The SmartWatch 2 primarily acts as second screen that allows you to view notifications on your wrist and perform basic tasks like controlling your music without the need for taking your smartphone out of your pocket. The notifications that pop up on your wrist can make it easier to spend less time looking at your phone, which is good. However, it’s very easy to become inundated with notifications depending on which services you link with the SmartWatch 2. Messages and social media updates can be problematic but the settings for these apps can also be tweaked to improve the experience.
There are a few snags. The SmartWatch 2 does well with text based notifications but struggles with updates or emails that are image heavy. Your wrist will ring when you get a phone call but you can’t answer the call or speak into the watch. These are not faults per se but maybe just missed opportunities. I have no doubt that these features and capabilities will be included in either future iterations of the Sony SmartWatch. You can already find them in competing products like the Samsung Galaxy Gear but at a slightly higher price point.

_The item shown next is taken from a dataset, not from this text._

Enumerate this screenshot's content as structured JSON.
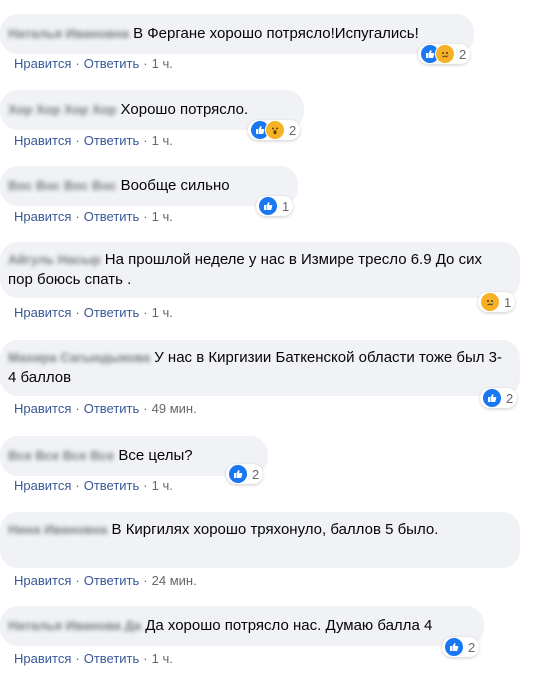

The smart watch is a product category that currently doesn’t have mainstream appeal but this is will likely change over the next year or so. If you are an early adopter or love the idea of smart watches, then the Sony SmartWatch 2 is a definite contender. It is well designed, compatible with a wide range of Android phones and is supported by a number of specially designed third party apps.
On the spectrum of available smart watches that are currently available, I would say that the SmartWatch 2 fits in between the Pebble and the Samsung Galaxy Gear in terms of price, battery life, device compatibility, build quality and apps. If you are in the market for a smartwatch, I would recommend that you look into these three products and see which one suits you best based on your individual needs.
Final Score: 6.5 out of 10
I got my Sony SmartWatch 2 review unit from the fine folk at the Orange Online store. They stock the Sony SmartWatch 2 (available from R1995.00) as well as the Pebble Smartwatch and the Samsung Galaxy Gear. If you enjoyed the review or are in the market for a smart watch, feel free to visit them at http://store.orange.com/za/p_orange_home.aspx